posted on 23 Jul 2014 14:05 by tawdryrainbow4632
"Parents have a hard time shifting their kid's dietary and physical activity behaviors," said lead author Kyung Rhee, MD, and an assistant adjunct professor in the Department of Pediatrics. "Our study tells us what factors may be connected with a parent's motivation to help their child become more healthy."
The study relies on a survey of 202 parents whose kids were registered in a obesity clinic at the Hasbro Children's Hospital in Providence, Rhode Island in 2008 and 2009. The survey probed parents' readiness to take actionable measures to improve their child's eating habits and physical activity levels. The children ranged in age from 5 to 20 years old, having an average age of 13.8 years. More than two thirds were female, and nearly all (94 percent) were clinically classified as overweight.
Although most of the children have been referred to the obesity practice by a primary care provider and had metabolic markers of obesity, 31.4 percent of parents perceived their kid's health as excellent or very good and 28 percent didn't perceive their child's weight as a health concern.
Parents suggested a greater interest in helping their kid eat a healthy diet than supporting the pediatrician-recommended hour of daily physical activity.
Both diet and exercise are considered keys to good health, and a growing body of evidence suggests that these health habits are formed early in life.
Parents who had talked with their primary care physician about healthy eating strategies were more inclined to be in the "action phase of change" with their kid's diet. By comparison, parents who viewed their own battle as a health problem with weight were less likely to be addressing their kid's eating habits.

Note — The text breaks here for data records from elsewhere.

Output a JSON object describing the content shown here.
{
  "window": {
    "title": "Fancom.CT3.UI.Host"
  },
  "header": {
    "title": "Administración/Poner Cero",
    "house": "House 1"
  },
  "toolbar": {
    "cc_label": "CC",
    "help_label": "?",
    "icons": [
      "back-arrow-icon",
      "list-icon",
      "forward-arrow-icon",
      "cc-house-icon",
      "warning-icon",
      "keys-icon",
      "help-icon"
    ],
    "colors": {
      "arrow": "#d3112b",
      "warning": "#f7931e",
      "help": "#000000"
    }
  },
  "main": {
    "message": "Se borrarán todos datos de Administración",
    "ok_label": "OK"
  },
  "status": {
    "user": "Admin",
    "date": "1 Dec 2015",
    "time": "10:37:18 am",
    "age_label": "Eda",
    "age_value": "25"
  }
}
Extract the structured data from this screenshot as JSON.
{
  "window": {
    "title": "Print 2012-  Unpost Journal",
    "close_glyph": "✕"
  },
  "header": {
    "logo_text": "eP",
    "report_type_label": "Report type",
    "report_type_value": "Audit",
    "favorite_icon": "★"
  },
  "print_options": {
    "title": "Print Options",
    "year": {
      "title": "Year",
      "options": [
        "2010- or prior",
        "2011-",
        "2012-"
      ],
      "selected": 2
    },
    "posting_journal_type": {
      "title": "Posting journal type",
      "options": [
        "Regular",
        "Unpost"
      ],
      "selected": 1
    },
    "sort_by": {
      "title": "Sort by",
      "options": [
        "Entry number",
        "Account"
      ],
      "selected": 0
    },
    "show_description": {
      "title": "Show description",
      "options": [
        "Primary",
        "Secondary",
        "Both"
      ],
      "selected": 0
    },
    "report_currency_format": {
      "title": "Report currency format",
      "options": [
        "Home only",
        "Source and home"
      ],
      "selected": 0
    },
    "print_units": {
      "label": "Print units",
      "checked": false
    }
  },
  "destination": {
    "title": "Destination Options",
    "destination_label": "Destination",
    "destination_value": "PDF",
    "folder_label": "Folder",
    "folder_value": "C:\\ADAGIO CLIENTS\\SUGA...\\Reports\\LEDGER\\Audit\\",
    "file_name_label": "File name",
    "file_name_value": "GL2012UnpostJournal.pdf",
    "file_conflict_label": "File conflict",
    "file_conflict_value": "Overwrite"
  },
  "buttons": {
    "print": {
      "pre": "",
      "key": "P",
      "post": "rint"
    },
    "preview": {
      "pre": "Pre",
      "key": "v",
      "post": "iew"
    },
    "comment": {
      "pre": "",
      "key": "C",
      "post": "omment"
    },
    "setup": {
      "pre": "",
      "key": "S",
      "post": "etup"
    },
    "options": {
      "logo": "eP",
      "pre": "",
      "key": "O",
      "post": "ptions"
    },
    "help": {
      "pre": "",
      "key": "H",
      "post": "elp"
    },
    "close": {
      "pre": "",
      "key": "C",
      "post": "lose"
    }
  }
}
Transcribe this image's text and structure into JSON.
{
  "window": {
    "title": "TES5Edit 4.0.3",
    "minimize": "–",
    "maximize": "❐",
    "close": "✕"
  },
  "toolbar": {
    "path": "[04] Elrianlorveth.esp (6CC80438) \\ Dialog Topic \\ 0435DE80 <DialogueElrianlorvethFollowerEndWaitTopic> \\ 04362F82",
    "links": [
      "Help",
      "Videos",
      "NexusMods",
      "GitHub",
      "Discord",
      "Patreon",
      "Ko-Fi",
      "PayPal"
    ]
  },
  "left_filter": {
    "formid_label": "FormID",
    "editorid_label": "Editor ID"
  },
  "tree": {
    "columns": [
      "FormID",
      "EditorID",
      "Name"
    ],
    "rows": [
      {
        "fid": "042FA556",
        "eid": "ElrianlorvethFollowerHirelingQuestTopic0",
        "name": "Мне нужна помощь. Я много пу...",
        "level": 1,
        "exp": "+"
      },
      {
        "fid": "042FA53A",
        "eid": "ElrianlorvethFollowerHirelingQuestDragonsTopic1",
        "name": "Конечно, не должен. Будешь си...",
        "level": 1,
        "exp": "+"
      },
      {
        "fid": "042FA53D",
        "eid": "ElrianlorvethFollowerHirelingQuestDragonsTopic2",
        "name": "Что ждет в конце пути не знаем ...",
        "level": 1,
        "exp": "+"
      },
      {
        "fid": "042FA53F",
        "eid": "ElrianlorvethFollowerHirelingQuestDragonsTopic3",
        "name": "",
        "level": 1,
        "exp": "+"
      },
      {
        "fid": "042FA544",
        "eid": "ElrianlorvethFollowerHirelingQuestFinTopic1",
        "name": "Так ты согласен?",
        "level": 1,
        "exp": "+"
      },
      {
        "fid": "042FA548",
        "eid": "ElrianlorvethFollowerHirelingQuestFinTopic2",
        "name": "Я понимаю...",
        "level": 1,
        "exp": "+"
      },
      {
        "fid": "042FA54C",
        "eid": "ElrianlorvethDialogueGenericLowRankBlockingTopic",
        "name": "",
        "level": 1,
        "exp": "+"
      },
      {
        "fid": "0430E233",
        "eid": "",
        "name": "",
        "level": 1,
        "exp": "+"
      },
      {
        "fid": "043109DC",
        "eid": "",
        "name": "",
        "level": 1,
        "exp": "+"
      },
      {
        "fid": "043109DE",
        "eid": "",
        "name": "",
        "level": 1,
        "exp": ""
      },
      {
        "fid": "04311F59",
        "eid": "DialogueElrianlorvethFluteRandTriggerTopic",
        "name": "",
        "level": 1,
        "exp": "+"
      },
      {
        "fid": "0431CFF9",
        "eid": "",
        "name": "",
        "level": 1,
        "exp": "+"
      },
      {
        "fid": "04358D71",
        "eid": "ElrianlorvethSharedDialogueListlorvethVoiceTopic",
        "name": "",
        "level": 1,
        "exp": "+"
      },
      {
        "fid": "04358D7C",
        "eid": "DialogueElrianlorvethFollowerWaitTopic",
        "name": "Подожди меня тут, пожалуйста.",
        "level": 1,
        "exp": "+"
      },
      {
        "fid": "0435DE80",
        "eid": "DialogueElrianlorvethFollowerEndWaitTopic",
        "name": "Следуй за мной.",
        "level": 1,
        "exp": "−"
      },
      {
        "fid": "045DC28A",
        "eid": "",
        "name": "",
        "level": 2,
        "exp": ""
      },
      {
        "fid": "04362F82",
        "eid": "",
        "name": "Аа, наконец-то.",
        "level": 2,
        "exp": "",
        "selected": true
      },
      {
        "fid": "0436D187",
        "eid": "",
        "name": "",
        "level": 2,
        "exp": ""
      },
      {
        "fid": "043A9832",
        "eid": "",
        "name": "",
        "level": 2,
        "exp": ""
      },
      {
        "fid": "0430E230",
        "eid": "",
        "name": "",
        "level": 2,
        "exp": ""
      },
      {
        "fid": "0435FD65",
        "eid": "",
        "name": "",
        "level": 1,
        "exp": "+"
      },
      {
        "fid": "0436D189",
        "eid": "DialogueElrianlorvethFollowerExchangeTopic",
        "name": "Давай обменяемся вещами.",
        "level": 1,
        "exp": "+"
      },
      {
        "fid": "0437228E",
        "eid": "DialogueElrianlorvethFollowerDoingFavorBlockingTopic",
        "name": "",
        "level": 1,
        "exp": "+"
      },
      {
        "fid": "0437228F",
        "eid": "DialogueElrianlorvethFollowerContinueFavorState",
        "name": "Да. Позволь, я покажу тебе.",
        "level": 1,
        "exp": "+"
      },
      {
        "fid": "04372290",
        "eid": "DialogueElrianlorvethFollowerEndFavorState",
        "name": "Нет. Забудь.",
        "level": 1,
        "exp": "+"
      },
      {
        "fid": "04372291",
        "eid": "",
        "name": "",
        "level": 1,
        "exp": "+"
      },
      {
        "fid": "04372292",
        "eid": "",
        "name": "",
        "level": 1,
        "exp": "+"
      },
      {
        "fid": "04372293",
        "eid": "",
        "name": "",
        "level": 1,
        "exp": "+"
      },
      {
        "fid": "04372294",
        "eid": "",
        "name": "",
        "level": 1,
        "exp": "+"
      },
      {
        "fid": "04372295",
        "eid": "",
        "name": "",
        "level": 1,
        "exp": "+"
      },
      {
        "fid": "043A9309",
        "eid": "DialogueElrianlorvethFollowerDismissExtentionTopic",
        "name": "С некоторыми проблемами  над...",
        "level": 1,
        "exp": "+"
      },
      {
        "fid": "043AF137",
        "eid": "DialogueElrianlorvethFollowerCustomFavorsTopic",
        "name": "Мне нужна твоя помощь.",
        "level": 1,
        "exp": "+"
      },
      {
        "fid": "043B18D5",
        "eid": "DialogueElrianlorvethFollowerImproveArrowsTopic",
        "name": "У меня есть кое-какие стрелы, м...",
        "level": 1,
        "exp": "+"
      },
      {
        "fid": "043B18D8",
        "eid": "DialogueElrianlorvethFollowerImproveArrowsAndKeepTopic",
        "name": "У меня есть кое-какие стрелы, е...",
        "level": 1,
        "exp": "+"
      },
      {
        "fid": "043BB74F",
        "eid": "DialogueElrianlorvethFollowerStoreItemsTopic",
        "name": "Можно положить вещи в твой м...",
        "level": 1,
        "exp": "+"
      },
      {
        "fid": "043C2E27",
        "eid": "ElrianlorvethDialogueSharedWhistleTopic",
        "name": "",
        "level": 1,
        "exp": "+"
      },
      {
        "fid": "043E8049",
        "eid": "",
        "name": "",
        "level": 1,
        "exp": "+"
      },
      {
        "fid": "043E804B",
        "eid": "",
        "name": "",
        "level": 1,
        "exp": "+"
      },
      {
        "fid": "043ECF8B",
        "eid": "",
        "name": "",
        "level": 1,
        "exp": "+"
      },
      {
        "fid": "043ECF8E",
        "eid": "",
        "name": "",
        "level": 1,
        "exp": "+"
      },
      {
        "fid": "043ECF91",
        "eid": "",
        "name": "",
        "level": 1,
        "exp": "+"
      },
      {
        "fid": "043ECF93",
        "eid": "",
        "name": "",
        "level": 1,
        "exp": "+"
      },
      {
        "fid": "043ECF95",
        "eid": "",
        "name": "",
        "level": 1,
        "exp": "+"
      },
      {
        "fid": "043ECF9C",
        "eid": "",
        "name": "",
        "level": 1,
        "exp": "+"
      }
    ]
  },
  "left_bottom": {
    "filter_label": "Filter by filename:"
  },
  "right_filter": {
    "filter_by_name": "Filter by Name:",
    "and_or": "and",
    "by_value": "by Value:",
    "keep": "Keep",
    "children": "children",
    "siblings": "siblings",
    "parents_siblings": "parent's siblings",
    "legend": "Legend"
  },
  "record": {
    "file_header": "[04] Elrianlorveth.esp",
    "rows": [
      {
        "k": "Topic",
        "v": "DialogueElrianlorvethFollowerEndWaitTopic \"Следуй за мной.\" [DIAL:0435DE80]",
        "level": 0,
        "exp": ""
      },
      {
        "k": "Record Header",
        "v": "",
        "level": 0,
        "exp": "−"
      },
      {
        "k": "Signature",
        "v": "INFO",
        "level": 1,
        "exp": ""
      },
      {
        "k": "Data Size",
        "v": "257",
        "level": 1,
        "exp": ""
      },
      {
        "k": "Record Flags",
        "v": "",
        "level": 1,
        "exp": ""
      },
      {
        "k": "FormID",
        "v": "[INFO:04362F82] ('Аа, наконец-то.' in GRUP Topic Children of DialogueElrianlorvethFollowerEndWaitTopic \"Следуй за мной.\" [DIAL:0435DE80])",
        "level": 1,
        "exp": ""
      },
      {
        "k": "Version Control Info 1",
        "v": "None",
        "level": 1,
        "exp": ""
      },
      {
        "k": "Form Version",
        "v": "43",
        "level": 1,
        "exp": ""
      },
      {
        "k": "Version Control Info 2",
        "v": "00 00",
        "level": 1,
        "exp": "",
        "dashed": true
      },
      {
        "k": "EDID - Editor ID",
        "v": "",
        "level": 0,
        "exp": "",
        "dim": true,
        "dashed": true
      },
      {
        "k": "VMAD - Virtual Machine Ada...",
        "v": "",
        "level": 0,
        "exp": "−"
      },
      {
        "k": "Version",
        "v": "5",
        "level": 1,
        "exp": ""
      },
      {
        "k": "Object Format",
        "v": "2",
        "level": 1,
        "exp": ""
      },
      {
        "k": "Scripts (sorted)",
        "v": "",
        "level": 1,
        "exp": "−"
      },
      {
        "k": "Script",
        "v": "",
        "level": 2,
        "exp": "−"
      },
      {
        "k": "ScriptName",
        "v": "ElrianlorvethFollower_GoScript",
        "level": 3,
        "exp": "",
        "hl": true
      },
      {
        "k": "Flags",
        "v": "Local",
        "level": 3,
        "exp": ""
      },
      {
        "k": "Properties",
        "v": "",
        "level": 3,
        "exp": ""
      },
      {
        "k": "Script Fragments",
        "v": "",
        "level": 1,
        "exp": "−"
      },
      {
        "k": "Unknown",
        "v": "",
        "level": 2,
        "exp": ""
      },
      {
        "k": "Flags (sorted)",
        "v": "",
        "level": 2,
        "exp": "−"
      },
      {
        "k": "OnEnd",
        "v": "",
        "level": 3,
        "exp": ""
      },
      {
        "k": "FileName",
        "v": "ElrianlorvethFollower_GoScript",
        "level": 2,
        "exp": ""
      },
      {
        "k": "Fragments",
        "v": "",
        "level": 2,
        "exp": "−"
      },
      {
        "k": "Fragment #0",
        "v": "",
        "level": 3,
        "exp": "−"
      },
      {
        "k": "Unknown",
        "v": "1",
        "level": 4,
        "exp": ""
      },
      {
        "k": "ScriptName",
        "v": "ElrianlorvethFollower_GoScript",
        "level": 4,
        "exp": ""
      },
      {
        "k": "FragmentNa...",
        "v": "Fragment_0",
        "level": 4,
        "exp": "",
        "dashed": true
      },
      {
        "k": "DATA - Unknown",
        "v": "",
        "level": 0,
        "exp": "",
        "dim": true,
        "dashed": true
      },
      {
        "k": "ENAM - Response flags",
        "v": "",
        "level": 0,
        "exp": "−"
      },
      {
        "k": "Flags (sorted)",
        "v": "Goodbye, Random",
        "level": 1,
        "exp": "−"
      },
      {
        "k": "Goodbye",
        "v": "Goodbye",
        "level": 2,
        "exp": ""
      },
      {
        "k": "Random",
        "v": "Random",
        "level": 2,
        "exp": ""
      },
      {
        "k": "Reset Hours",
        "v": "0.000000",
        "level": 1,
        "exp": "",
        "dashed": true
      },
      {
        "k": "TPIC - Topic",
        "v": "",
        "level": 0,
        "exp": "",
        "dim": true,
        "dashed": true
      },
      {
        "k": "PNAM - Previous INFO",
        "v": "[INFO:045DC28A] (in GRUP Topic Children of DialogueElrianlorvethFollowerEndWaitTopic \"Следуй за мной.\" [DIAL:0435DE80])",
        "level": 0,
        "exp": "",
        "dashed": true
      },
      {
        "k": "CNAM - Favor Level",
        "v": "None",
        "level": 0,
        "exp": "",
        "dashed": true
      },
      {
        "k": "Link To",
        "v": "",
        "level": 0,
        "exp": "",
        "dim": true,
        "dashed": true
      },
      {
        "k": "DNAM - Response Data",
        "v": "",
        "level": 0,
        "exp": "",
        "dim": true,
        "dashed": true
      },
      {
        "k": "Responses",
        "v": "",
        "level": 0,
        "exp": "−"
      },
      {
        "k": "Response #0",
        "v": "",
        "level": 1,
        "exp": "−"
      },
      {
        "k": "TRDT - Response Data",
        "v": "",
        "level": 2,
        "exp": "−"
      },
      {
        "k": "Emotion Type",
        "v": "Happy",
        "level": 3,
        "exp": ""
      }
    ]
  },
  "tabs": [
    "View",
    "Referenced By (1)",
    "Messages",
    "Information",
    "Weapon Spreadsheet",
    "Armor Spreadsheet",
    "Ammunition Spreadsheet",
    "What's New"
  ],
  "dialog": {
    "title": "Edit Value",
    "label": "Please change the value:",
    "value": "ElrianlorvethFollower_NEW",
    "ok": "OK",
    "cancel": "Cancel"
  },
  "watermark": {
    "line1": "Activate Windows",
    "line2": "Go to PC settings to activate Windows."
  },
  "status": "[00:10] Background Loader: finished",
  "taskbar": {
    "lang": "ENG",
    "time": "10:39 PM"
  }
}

The researchers said income, instruction and race/ethnicity had no statistically significant impact on a parent's likelihood of making their kid dietary changes.
In regard to physical activity, researchers have no idea why parents seem to accentuate its role in good health, but the finding is consistent with other recent studies that suggest America's youth are mostly out-of-shape and sedentary, replacing playtime with "screen time."
Pros say one strategy to counteract the tendency may be to intervene early. Parents with children 14 or older were considerably less likely to want to become successful in helping their child acquire a physical dimension with their life than parents of younger children.
Poverty may also play a role in how much children move as parents with yearly incomes of less than $40,000 were also less likely to be actively engaged in ensuring their child got routine exercise.
The above story is based on materials provided by http://www.sciencedaily.com/releases/2014/07/140721142129.htm